* _WHAT YOU ARE ASKED TO DO_
Scan the listing and copy each line where the word "JSON" is present.

* _AVAILABLE DATA_
★ ★ ★

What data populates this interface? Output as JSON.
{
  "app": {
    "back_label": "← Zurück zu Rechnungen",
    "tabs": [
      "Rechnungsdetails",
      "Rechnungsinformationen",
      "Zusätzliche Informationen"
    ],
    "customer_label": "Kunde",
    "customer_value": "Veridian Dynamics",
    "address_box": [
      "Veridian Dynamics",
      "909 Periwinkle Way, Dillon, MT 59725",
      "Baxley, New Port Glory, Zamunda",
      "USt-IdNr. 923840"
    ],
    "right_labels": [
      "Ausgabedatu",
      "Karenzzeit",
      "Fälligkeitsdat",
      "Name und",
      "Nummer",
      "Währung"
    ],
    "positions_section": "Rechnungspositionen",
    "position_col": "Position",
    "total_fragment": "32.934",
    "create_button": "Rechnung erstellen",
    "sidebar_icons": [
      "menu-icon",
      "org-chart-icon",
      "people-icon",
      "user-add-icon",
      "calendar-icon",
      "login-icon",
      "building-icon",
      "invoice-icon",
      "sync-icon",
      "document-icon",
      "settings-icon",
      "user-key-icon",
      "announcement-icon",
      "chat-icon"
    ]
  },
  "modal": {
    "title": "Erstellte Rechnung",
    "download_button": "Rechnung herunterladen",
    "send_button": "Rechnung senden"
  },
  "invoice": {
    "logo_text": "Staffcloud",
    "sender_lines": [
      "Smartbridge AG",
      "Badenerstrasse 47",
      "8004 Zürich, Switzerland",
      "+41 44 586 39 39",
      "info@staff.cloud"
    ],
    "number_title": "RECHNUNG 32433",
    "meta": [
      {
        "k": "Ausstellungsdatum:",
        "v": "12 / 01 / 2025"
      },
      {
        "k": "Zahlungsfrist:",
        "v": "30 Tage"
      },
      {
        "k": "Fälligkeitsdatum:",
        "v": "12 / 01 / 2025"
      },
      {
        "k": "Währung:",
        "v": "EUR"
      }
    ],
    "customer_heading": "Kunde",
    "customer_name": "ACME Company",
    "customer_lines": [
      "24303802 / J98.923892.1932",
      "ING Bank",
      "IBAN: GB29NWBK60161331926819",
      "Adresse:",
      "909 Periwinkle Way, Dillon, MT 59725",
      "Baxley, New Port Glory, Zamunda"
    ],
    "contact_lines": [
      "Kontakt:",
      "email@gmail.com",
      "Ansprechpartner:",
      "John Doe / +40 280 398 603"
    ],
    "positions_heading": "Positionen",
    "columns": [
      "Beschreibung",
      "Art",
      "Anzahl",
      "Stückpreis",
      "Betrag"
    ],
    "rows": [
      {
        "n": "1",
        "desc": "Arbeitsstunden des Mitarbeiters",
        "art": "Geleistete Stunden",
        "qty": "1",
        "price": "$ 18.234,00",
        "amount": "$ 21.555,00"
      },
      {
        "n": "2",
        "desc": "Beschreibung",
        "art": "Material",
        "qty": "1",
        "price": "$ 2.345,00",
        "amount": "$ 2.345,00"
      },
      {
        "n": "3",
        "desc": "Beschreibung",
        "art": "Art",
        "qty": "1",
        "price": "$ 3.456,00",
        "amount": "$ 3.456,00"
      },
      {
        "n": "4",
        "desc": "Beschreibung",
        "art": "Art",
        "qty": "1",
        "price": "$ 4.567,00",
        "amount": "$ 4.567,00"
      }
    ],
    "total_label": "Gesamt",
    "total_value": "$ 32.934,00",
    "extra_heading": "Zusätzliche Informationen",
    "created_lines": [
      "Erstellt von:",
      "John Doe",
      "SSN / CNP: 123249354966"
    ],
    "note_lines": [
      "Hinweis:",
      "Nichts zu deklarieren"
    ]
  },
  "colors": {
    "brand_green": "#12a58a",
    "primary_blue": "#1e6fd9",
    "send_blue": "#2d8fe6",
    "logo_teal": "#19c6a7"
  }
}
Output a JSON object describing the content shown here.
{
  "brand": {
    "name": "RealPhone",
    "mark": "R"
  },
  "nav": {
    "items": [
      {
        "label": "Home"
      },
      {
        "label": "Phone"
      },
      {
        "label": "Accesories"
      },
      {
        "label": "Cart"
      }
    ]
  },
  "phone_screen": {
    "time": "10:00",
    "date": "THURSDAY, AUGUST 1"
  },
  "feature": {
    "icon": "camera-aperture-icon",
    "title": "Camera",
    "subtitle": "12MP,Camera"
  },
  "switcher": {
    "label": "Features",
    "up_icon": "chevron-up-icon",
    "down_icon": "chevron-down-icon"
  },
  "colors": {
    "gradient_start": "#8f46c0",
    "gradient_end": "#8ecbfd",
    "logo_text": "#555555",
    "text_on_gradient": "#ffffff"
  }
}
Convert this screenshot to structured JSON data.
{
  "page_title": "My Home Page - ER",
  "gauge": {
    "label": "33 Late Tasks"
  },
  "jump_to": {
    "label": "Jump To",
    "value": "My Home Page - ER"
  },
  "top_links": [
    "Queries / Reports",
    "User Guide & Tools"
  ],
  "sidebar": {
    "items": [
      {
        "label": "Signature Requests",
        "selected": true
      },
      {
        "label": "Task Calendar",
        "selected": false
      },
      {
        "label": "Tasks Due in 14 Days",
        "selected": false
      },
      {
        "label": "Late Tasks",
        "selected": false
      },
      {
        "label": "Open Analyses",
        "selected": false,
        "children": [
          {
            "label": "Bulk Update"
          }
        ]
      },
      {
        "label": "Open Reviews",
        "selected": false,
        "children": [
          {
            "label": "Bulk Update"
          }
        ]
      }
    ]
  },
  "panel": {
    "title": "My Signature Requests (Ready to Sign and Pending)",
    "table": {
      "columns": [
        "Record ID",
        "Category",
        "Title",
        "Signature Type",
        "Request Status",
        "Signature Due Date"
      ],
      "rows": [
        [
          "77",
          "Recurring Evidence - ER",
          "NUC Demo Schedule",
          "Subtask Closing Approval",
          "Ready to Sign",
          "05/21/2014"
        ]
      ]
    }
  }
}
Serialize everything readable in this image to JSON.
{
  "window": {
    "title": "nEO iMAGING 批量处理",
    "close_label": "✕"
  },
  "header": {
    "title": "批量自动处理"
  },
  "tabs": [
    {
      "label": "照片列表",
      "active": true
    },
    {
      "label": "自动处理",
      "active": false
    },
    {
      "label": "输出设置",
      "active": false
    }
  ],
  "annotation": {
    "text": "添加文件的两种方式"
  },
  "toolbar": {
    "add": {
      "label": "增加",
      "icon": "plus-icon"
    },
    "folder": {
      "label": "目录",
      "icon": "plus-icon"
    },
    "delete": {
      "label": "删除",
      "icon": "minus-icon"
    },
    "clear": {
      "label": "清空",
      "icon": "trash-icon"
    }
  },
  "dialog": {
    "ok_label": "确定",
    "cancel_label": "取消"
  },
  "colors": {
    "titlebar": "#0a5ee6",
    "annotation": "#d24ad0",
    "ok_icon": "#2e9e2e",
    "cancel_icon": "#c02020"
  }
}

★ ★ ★

* _ANSWER TO THIS PROBLEM_
What data populates this interface? Output as JSON.
Output a JSON object describing the content shown here.
Convert this screenshot to structured JSON data.
Serialize everything readable in this image to JSON.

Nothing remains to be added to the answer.